Smith‘s last game in charge of Rangers was last Sunday’s 5-1 win over Kilmarnock at Rugby Park which secured the Clydesdale Bank Premier League title by one point from their Old Firm rivals.
The 63-year-old began his retirement by claiming he was pleased to be leaving Scottish football, believing Celtic’s fractious relationships with both match officials and the Scottish Football Association overshadowed the whole season.
But Lennon told the Daily Record: “I think he’s wrong, he’s totally wrong.”
Earlier in the week Celtic defender Mark Wilson had also disputed Smith’s claims saying: “We were right to defend ourselves in the way we did.”
Wilson referred back to the infamous October 17 clash at Dundee United, when Celtic had a penalty controversially rescinded in their 2-1 win and the subsequent fallout led to referee Dougie McDonald admitting he had lied to Lennon.
McDonald eventually resigned which set off a chain of events leading to a strike in November by Scottish officials.
Asked what he thought of Smith’s comments, Lennon said: “I don’t think a lot of it at all. I was disappointed by it.
“He could have spoken to me about it first. He had plenty of opportunities to do that. I didn’t think there was any real need for it either. Mark Wilson hit the nail on the head earlier this week.

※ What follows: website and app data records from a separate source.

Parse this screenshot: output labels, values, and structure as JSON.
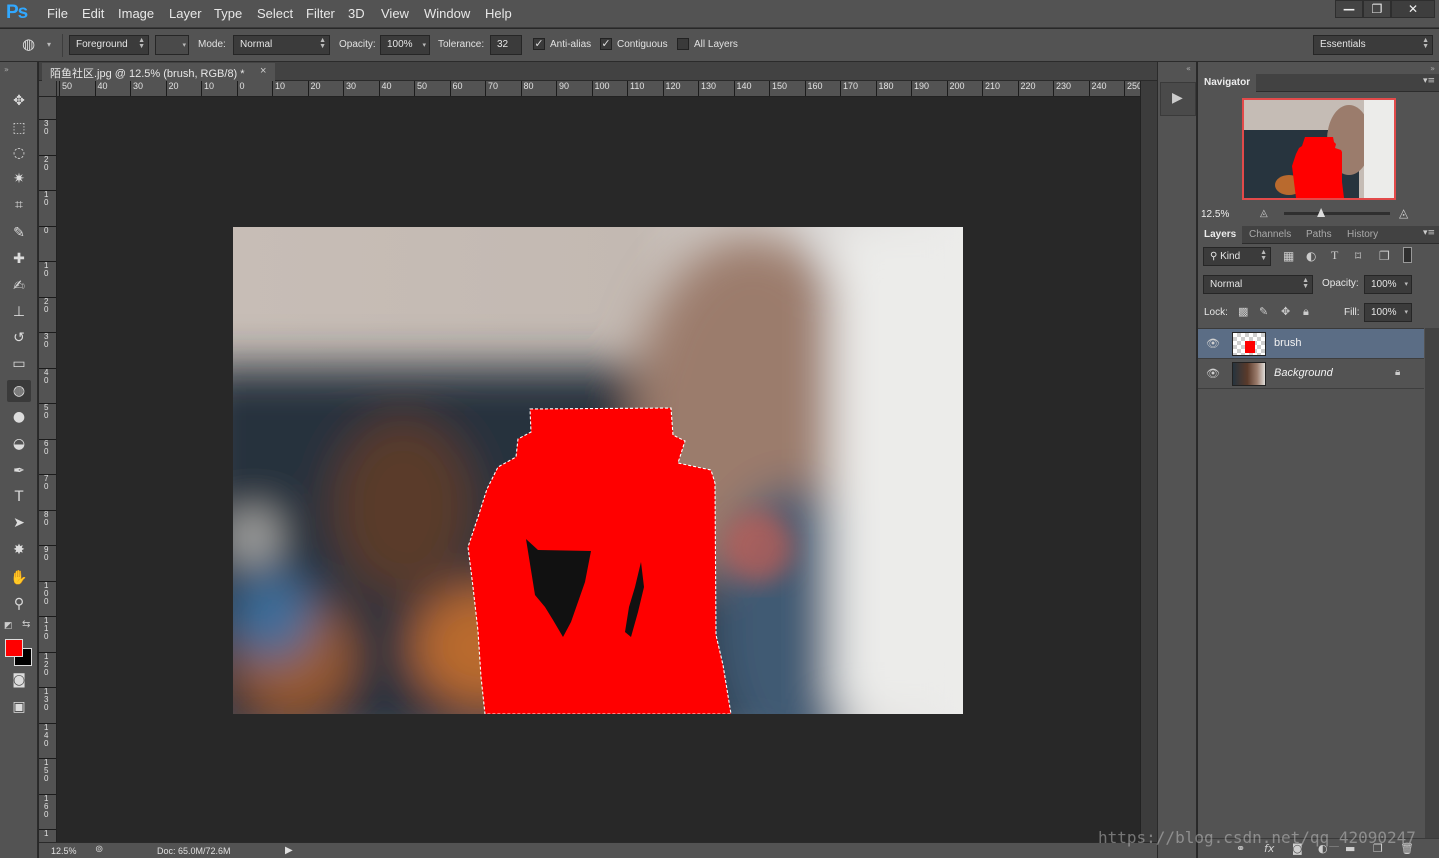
{
  "app": {
    "logo": "Ps"
  },
  "menu": [
    "File",
    "Edit",
    "Image",
    "Layer",
    "Type",
    "Select",
    "Filter",
    "3D",
    "View",
    "Window",
    "Help"
  ],
  "window_controls": {
    "minimize": "—",
    "restore": "❐",
    "close": "✕"
  },
  "options": {
    "fill_source": "Foreground",
    "mode_label": "Mode:",
    "mode_value": "Normal",
    "opacity_label": "Opacity:",
    "opacity_value": "100%",
    "tolerance_label": "Tolerance:",
    "tolerance_value": "32",
    "antialias_label": "Anti-alias",
    "antialias_checked": true,
    "contiguous_label": "Contiguous",
    "contiguous_checked": true,
    "alllayers_label": "All Layers",
    "alllayers_checked": false,
    "workspace": "Essentials",
    "check_glyph": "✓"
  },
  "document": {
    "tab_title": "陌鱼社区.jpg @ 12.5% (brush, RGB/8) *",
    "close_glyph": "×"
  },
  "rulers": {
    "horizontal": [
      "50",
      "40",
      "30",
      "20",
      "10",
      "0",
      "10",
      "20",
      "30",
      "40",
      "50",
      "60",
      "70",
      "80",
      "90",
      "100",
      "110",
      "120",
      "130",
      "140",
      "150",
      "160",
      "170",
      "180",
      "190",
      "200",
      "210",
      "220",
      "230",
      "240",
      "250"
    ],
    "vertical": [
      "3\n0",
      "2\n0",
      "1\n0",
      "0",
      "1\n0",
      "2\n0",
      "3\n0",
      "4\n0",
      "5\n0",
      "6\n0",
      "7\n0",
      "8\n0",
      "9\n0",
      "1\n0\n0",
      "1\n1\n0",
      "1\n2\n0",
      "1\n3\n0",
      "1\n4\n0",
      "1\n5\n0",
      "1\n6\n0",
      "1"
    ]
  },
  "tools": [
    {
      "name": "move-tool-icon",
      "glyph": "✥"
    },
    {
      "name": "marquee-tool-icon",
      "glyph": "⬚"
    },
    {
      "name": "lasso-tool-icon",
      "glyph": "◌"
    },
    {
      "name": "magic-wand-tool-icon",
      "glyph": "✷"
    },
    {
      "name": "crop-tool-icon",
      "glyph": "⌗"
    },
    {
      "name": "eyedropper-tool-icon",
      "glyph": "✎"
    },
    {
      "name": "healing-brush-tool-icon",
      "glyph": "✚"
    },
    {
      "name": "brush-tool-icon",
      "glyph": "✍"
    },
    {
      "name": "clone-stamp-tool-icon",
      "glyph": "⊥"
    },
    {
      "name": "history-brush-tool-icon",
      "glyph": "↺"
    },
    {
      "name": "eraser-tool-icon",
      "glyph": "▭"
    },
    {
      "name": "paint-bucket-tool-icon",
      "glyph": "◍"
    },
    {
      "name": "blur-tool-icon",
      "glyph": "●"
    },
    {
      "name": "dodge-tool-icon",
      "glyph": "◒"
    },
    {
      "name": "pen-tool-icon",
      "glyph": "✒"
    },
    {
      "name": "type-tool-icon",
      "glyph": "T"
    },
    {
      "name": "path-selection-tool-icon",
      "glyph": "➤"
    },
    {
      "name": "custom-shape-tool-icon",
      "glyph": "✸"
    },
    {
      "name": "hand-tool-icon",
      "glyph": "✋"
    },
    {
      "name": "zoom-tool-icon",
      "glyph": "⚲"
    },
    {
      "name": "quick-mask-icon",
      "glyph": "◙"
    },
    {
      "name": "screen-mode-icon",
      "glyph": "▣"
    }
  ],
  "colors": {
    "foreground": "#ff0000",
    "background": "#000000",
    "selection_fill": "#ff0000"
  },
  "status": {
    "zoom": "12.5%",
    "doc_info": "Doc: 65.0M/72.6M",
    "arrow": "▶"
  },
  "navigator": {
    "tab": "Navigator",
    "zoom": "12.5%",
    "slider_level": 0.35
  },
  "layers_panel": {
    "tabs": [
      "Layers",
      "Channels",
      "Paths",
      "History"
    ],
    "kind": "Kind",
    "blend_mode": "Normal",
    "opacity_label": "Opacity:",
    "opacity_value": "100%",
    "lock_label": "Lock:",
    "fill_label": "Fill:",
    "fill_value": "100%",
    "layers": [
      {
        "name": "brush",
        "selected": true,
        "locked": false
      },
      {
        "name": "Background",
        "selected": false,
        "locked": true
      }
    ],
    "footer_icons": [
      "link-icon",
      "fx-icon",
      "mask-icon",
      "adjustment-icon",
      "group-icon",
      "new-layer-icon",
      "trash-icon"
    ]
  },
  "watermark": "https://blog.csdn.net/qq_42090247"
}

“Listen, I went to the referee’s room and the guy didn’t tell me the truth. Then his assistant came out two days later and blew the whistle on him. I didn’t, our club didn’t. They did.
“Then there were cover-ups and non-truths. It led me to think, ’Well, I’m not the first Celtic manager not to be told the truth.’
“You know, I wasn’t even going to go in to the room that day. It was the SPL match delegate who told me to go in and get a clarification on it.
“Again, our club were just looking for transparency. I don’t think that’s a lot to ask for. I mean, you being lied to.
“It’s not even a major lie, but it just grew and grew and grew into something they created themselves.”
Lennon refused to accept the implication that he personally was to blame.
“Have I done that?” he said. “Have I fuelled it? What set the tone? So if another manager had gone in and the whole thing got exposed, would they be pleased about it? Would they?”
Lennon insists he will continue to fight for what be believes is right.
“If I see unfairness or something I don’t think is right, then I will speak up about it,” he said. “I don’t see anything wrong with that. If any other manager wants to do it for his club, then I don’t see anything wrong with that either.
“If I get criticised for it, fine. You get criticised for doing things as the Celtic manager anyway. You’re damned if you do and damned if you don’t.”